*TASK INSTRUCTIONS:* Your answer must consist of every line from the data below that includes the word "Select".

*DATA IN THIS EXERCISE:*
══════════

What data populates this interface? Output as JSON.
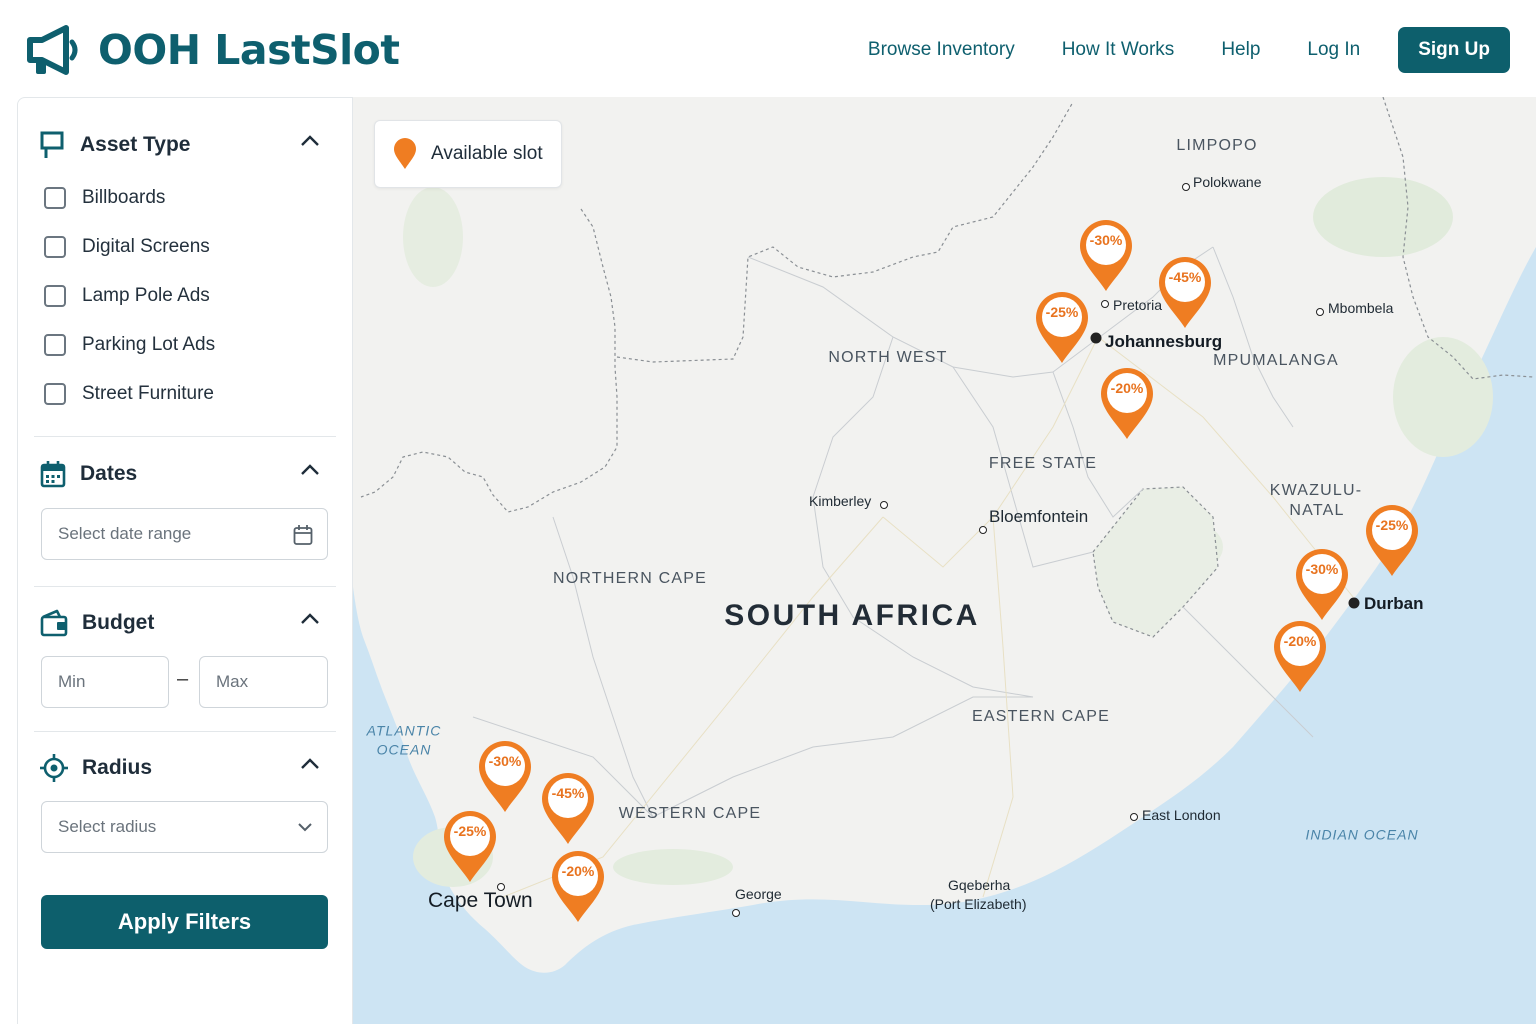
{
  "header": {
    "logo_text": "OOH LastSlot",
    "nav": {
      "browse": "Browse Inventory",
      "how": "How It Works",
      "help": "Help",
      "login": "Log In",
      "signup": "Sign Up"
    }
  },
  "sidebar": {
    "asset_type": {
      "title": "Asset Type",
      "options": [
        "Billboards",
        "Digital Screens",
        "Lamp Pole Ads",
        "Parking Lot Ads",
        "Street Furniture"
      ]
    },
    "dates": {
      "title": "Dates",
      "placeholder": "Select date range"
    },
    "budget": {
      "title": "Budget",
      "min_placeholder": "Min",
      "max_placeholder": "Max",
      "separator": "–"
    },
    "radius": {
      "title": "Radius",
      "placeholder": "Select radius"
    },
    "apply_label": "Apply Filters"
  },
  "map": {
    "legend_label": "Available slot",
    "country": "SOUTH AFRICA",
    "regions": {
      "limpopo": "LIMPOPO",
      "north_west": "NORTH WEST",
      "mpumalanga": "MPUMALANGA",
      "free_state": "FREE STATE",
      "kzn_1": "KWAZULU-",
      "kzn_2": "NATAL",
      "northern_cape": "NORTHERN CAPE",
      "eastern_cape": "EASTERN CAPE",
      "western_cape": "WESTERN CAPE"
    },
    "oceans": {
      "atlantic_1": "ATLANTIC",
      "atlantic_2": "OCEAN",
      "indian": "INDIAN OCEAN"
    },
    "cities": {
      "polokwane": "Polokwane",
      "pretoria": "Pretoria",
      "mbombela": "Mbombela",
      "johannesburg": "Johannesburg",
      "kimberley": "Kimberley",
      "bloemfontein": "Bloemfontein",
      "durban": "Durban",
      "east_london": "East London",
      "george": "George",
      "gqeberha_1": "Gqeberha",
      "gqeberha_2": "(Port Elizabeth)",
      "cape_town": "Cape Town"
    },
    "pins": {
      "jhb_north": "-30%",
      "jhb_east": "-45%",
      "jhb_west": "-25%",
      "jhb_south": "-20%",
      "durban_north": "-25%",
      "durban_mid": "-30%",
      "durban_south": "-20%",
      "cpt_north": "-30%",
      "cpt_east": "-45%",
      "cpt_west": "-25%",
      "cpt_south": "-20%"
    }
  }
}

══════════

*EXERCISE OUTPUT:*
      "placeholder": "Select date range"
      "placeholder": "Select radius"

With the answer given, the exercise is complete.